Republicans want NJ Supreme Court to toss tiebreaker’s new explanation for redistricting
By NIKITA BIRYUKOV
New Jersey Monitor
The New Jersey Supreme Court on Monday told the state Congressional Redistricting Commission’s Democratic members to respond to GOP arguments that the high court should disregard commission tiebreaker John Wallace’s explanation for why he chose the Democratic congressional map adopted last month.
The commission’s Republican members say Wallace’s newest explanation for his decision — the court had ordered him to give “a more detailed statement of reasons” than he gave at a Dec. 22 commission hearing — runs afoul of a constitutional provision requiring the commission’s vote be made at a public hearing.
The court’s Monday letter to Democrats was the latest development in the Republican effort to have the new congressional map voided, the redistricting process restarted, and Wallace recused as the commission’s tie-breaking vote.
The map chosen by Wallace gives an edge to a handful of Democratic House members by adding more solidly Democratic towns into their districts. The GOP, which hopes to take control of Congress after November’s midterm elections, has called it a “nakedly partisan” gerrymander.
The new map, in effect for the next decade, leaves the southeast portion of Montclair — by and large, the township’s Fourth Ward, where its greatest concentrations of Black and brown residents live — in the majority-Black 10th District, represented by Democrat Donald Payne.
But Payne cedes territory in Montclair beyond that to Democrat Mikie Sherrill, part of a reconfiguration that puts her in much better position for reelection this year. Before the change, Montclair had a simpler north-south split — with most areas north of Watchung Avenue in NJ-11, and areas south of it in NJ-10 (with just a few blocks north of Watchung on the east side of town jutting into NJ-11).
The new congressional district borders don’t line up exactly with the split between the Fourth Ward and its neighboring Second and Third Wards, though they’re very close. Some streets in the northern end of the Fourth Ward will be in NJ-11, and some streets near Essex Park, in the Second Ward, will be in NJ-10. A few streets on the western end of the Fourth Ward, where it borders the Third, will be in NJ-11 as well.
The 11th District had once been solidly Republican territory, but has leaned blue in recent years, demonstrated most significantly in 2018 when Sherrill beat Republican Jay Webber in the race to succeed longtime GOP Rep. Rodney Frelinghuysen. The new map gives her further Democratic support across several towns.
Democratic Redistricting Commission members have until Jan. 27 to submit their reply to the Supreme Court. The court’s Monday letter was first reported by the New Jersey Globe.
Faced with deadlock on the commission last year over which map to choose, Wallace, a former state Supreme Court justice, praised both maps at the December hearing but said he was voting in favor of the Democratic map because a GOP map was chosen during the last round of redistricting 10 years ago.

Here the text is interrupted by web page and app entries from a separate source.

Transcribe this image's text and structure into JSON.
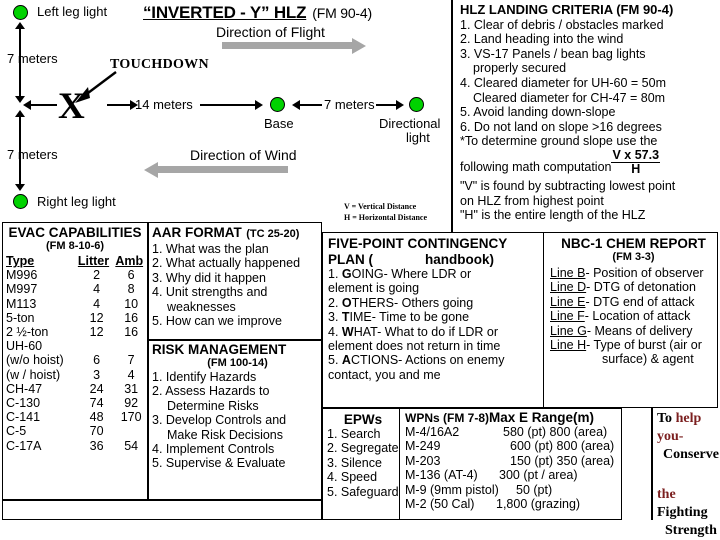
{
  "diagram": {
    "title": "“INVERTED - Y” HLZ",
    "title_ref": "(FM 90-4)",
    "left_leg_light": "Left leg light",
    "right_leg_light": "Right leg light",
    "dist_upper": "7 meters",
    "dist_lower": "7 meters",
    "touchdown": "TOUCHDOWN",
    "x_mark": "X",
    "dist_center": "14 meters",
    "dist_base_to_dir": "7 meters",
    "base_label": "Base",
    "directional_light": "Directional\nlight",
    "directional_light_l1": "Directional",
    "directional_light_l2": "light",
    "direction_of_flight": "Direction of Flight",
    "direction_of_wind": "Direction of Wind",
    "v_def": "V = Vertical Distance",
    "h_def": "H = Horizontal Distance",
    "light_color": "#00d200",
    "arrow_color": "#a6a6a6"
  },
  "hlz_criteria": {
    "heading": "HLZ LANDING CRITERIA (FM 90-4)",
    "items": [
      "1. Clear of debris / obstacles marked",
      "2. Land heading into the wind",
      "3. VS-17 Panels / bean bag lights",
      "properly secured",
      "4. Cleared diameter for UH-60 = 50m",
      "Cleared diameter for CH-47 = 80m",
      "5. Avoid landing down-slope",
      "6. Do not land on slope >16 degrees"
    ],
    "note_line1": "*To determine ground slope use the",
    "note_line2": "following math computation",
    "formula_num": "V x 57.3",
    "formula_den": "H",
    "v_note_1": "\"V\" is found by subtracting lowest point",
    "v_note_2": "on HLZ from highest point",
    "h_note": "\"H\" is the entire length of the HLZ"
  },
  "evac": {
    "title": "EVAC CAPABILITIES",
    "subtitle": "(FM 8-10-6)",
    "headers": [
      "Type",
      "Litter",
      "Amb"
    ],
    "rows": [
      [
        "M996",
        "2",
        "6"
      ],
      [
        "M997",
        "4",
        "8"
      ],
      [
        "M113",
        "4",
        "10"
      ],
      [
        "5-ton",
        "12",
        "16"
      ],
      [
        "2 ½-ton",
        "12",
        "16"
      ],
      [
        "UH-60",
        "",
        ""
      ],
      [
        "(w/o hoist)",
        "6",
        "7"
      ],
      [
        "(w / hoist)",
        "3",
        "4"
      ],
      [
        "CH-47",
        "24",
        "31"
      ],
      [
        "C-130",
        "74",
        "92"
      ],
      [
        "C-141",
        "48",
        "170"
      ],
      [
        "C-5",
        "70",
        ""
      ],
      [
        "C-17A",
        "36",
        "54"
      ]
    ]
  },
  "aar": {
    "title": "AAR FORMAT",
    "ref": "(TC 25-20)",
    "items": [
      "1. What was the plan",
      "2. What actually happened",
      "3. Why did it happen",
      "4. Unit strengths and",
      "weaknesses",
      "5. How can we improve"
    ]
  },
  "risk": {
    "title": "RISK MANAGEMENT",
    "subtitle": "(FM 100-14)",
    "items": [
      "1. Identify Hazards",
      "2. Assess Hazards to",
      "Determine Risks",
      "3. Develop Controls and",
      "Make Risk Decisions",
      "4. Implement Controls",
      "5. Supervise & Evaluate"
    ]
  },
  "contingency": {
    "title_line1": "FIVE-POINT CONTINGENCY",
    "title_line2_a": "PLAN (",
    "title_line2_b": "handbook)",
    "items": [
      {
        "num": "1. ",
        "cap": "G",
        "rest": "OING- Where LDR or"
      },
      {
        "num": "",
        "cap": "",
        "rest": "element is going"
      },
      {
        "num": "2. ",
        "cap": "O",
        "rest": "THERS- Others going"
      },
      {
        "num": "3. ",
        "cap": "T",
        "rest": "IME- Time to be gone"
      },
      {
        "num": "4. ",
        "cap": "W",
        "rest": "HAT- What to do if LDR or"
      },
      {
        "num": "",
        "cap": "",
        "rest": "element does not return in time"
      },
      {
        "num": "5. ",
        "cap": "A",
        "rest": "CTIONS- Actions on enemy"
      },
      {
        "num": "",
        "cap": "",
        "rest": "contact, you and me"
      }
    ]
  },
  "nbc": {
    "title": "NBC-1 CHEM REPORT",
    "subtitle": "(FM 3-3)",
    "lines": [
      {
        "line": "Line B",
        "desc": "- Position of observer"
      },
      {
        "line": "Line D",
        "desc": "- DTG of detonation"
      },
      {
        "line": "Line E",
        "desc": "- DTG end of attack"
      },
      {
        "line": "Line F",
        "desc": "- Location of attack"
      },
      {
        "line": "Line G",
        "desc": "- Means of delivery"
      },
      {
        "line": "Line H",
        "desc": "- Type of burst (air or"
      }
    ],
    "last_cont": "surface) & agent"
  },
  "epws": {
    "title": "EPWs",
    "items": [
      "1. Search",
      "2. Segregate",
      "3. Silence",
      "4. Speed",
      "5. Safeguard"
    ]
  },
  "wpns": {
    "title_a": "WPNs (FM 7-8)",
    "title_b": "Max E Range(m)",
    "rows": [
      {
        "name": "M-4/16A2",
        "range": "580 (pt) 800 (area)"
      },
      {
        "name": "M-249",
        "range": "600 (pt) 800 (area)"
      },
      {
        "name": "M-203",
        "range": "150 (pt) 350 (area)"
      },
      {
        "name": "M-136 (AT-4)",
        "range": "300 (pt / area)"
      },
      {
        "name": "M-9 (9mm pistol)",
        "range": "50 (pt)"
      },
      {
        "name": "M-2 (50 Cal)",
        "range": "1,800 (grazing)"
      }
    ]
  },
  "motto": {
    "l1_a": "To ",
    "l1_b": "help you-",
    "l2": "Conserve",
    "l3_a": "the ",
    "l3_b": "Fighting",
    "l4": "Strength",
    "accent": "#7b1f1f"
  }
}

The commission’s six Republicans sued their Democratic counterparts and Wallace, and the case is now before the Supreme Court. At the court’s request, Wallace earlier this month submitted a more in-depth explanation of his reasoning — called an amplification — in which he said the Democratic map pulls ahead on tests of partisan symmetry and is more “party-blind” than the Republican map.
In court documents, Republicans argue Wallace should not have been afforded the chance to explain his reasoning, saying his amplification improperly offers a new argument for his decision, rather than expanding on the reasons he gave in December.
“Instead of explaining why the party that ‘won’ last time was a valid reason for selecting a map … Chair Wallace instead took the opportunity to offer new reasons — which were unstated at the public meeting — for selecting the Democratic map,” the GOP brief says.
The commission’s Democratic members argue Republicans have misread Wallace’s Dec. 22 statements and say there is no question the Democratic map is fairer than the one drawn by Republicans.
“Plaintiffs’ arguments are predicated on their unsupported belief that Chair Wallace’s analysis of both maps had them so close that a decision was impossible,” their brief says. “But Plaintiffs mistook Chair Wallace’s professionalism, politeness, and December 22 expression of respect for the process as evidence of equivalency between the proposed partisan maps. There were no equals here.”
The Republicans also charge Wallace’s amplification infringes on their due process rights because, unlike his statements at the Dec. 22 meeting, the commission’s Republican cohort was unable to respond to it with arguments that may have swayed him or the commission’s six Democratic members.
The GOP plaintiffs also argue a $250 contribution made by Wallace’s wife, Barbara Wallace, to the campaign of Rep. Bonnie Watson Coleman (D-12) in March 2021 represents a conflict of interest.
The panel’s Democrats want the suit thrown out, arguing Wallace’s amplification shows his reasoning was not arbitrary or capricious.
The Supreme Court selected Wallace, Democrats’ pick for tiebreaker, as the commission’s 13th member in August. Republicans backed former Superior Court Judge Marina Corodemus for the position.
The Democratic brief notes the commission’s GOP members did not seek to have Wallace removed over his wife’s donation to Watson-Coleman until after he voted against the Republican map.